- Kim SH, Son BH, Hwang SY, Han W, Yang JH, Lee S, et al. Fatigue and depression in disease-free breast cancer survivors: prevalence, correlates, and association with quality of life. J Pain Symptom Manage 2008;35(6):644-55.
- Kuhnt S, Ernst J, Singer S, Rüffer JU, Kortmann RD, Stolzenburg JU, et al. Fatigue in cancer survivors–prevalence and correlates. Oncol Res Treat 2009;32(6):312-7.
- Reif K, de Vries U, Petermann F, Görres S. A patient education program is effective in reducing cancer-related fatigue: a multi-centre randomised two-group waiting-list controlled intervention trial. Eur J Oncol Nurs 2013;17(2):204-13.

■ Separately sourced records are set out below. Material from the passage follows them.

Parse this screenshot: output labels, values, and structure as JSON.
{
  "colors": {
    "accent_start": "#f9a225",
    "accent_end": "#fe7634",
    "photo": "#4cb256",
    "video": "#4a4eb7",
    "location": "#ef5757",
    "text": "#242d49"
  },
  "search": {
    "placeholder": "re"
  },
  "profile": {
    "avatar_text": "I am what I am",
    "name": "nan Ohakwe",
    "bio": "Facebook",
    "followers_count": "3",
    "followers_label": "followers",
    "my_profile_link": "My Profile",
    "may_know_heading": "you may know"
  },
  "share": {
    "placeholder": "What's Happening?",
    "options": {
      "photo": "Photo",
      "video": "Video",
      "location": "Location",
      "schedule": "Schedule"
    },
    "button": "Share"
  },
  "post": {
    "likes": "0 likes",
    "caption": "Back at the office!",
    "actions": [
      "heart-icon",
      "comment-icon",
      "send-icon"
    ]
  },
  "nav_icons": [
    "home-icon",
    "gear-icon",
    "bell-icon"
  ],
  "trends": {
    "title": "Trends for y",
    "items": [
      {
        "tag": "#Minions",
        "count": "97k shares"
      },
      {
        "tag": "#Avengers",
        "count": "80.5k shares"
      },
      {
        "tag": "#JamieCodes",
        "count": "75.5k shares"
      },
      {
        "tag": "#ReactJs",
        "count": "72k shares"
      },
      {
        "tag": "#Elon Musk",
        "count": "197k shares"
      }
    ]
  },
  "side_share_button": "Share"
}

- Quinten C, Maringwa J, Gotay CC, Martinelli F, Coens C, Reeve BB, et al. Patient self-reports of symptoms and clinician ratings as predictors of overall cancer survival. J Natl Cancer Inst 2011;103(24):1851-8.
- Emmons KM, Puleo E, Park E, Gritz ER, Butterfield RM, Weeks JC, et al. Peer-delivered smoking counseling for childhood cancer survivors increases rate of cessation: the partnership for health study. J Clin Oncol 2005;23(27):6516-23.
- Korstjens I, Mesters I, van der Peet E, Gijsen B, van den Borne B. Quality of life of cancer survivors after physical and psychosocial rehabilitation. Eur J Cancer Prev 2006;15(6):541-7.
- Donnelly CM, Blaney JM, Lowe-Strong A, Rankin JP, Campbell A, McCrum-Gardner E, et al. A randomised controlled trial testing the feasibility and efficacy of a physical activity behavioural change intervention in managing fatigue with gynaecological cancer survivors. Gynecol Oncol 2011;122(3):618-24.
- Yates P, Aranda S, Hargraves M, Mirolo B, Clavarino A, McLachlan S, et al. Randomized controlled trial of an educational intervention for managing fatigue in women receiving adjuvant chemotherapy for early-stage breast cancer. J Clin Oncol 2005;23(25):6027-36.
- Vallance JK, Courneya KS, Plotnikoff RC, Yasui Y, Mackey JR. Randomized controlled trial of the effects of print materials and step pedometers on physical activity and quality of life in breast cancer survivors. J Clin Oncol 2007;25(17):2352-9.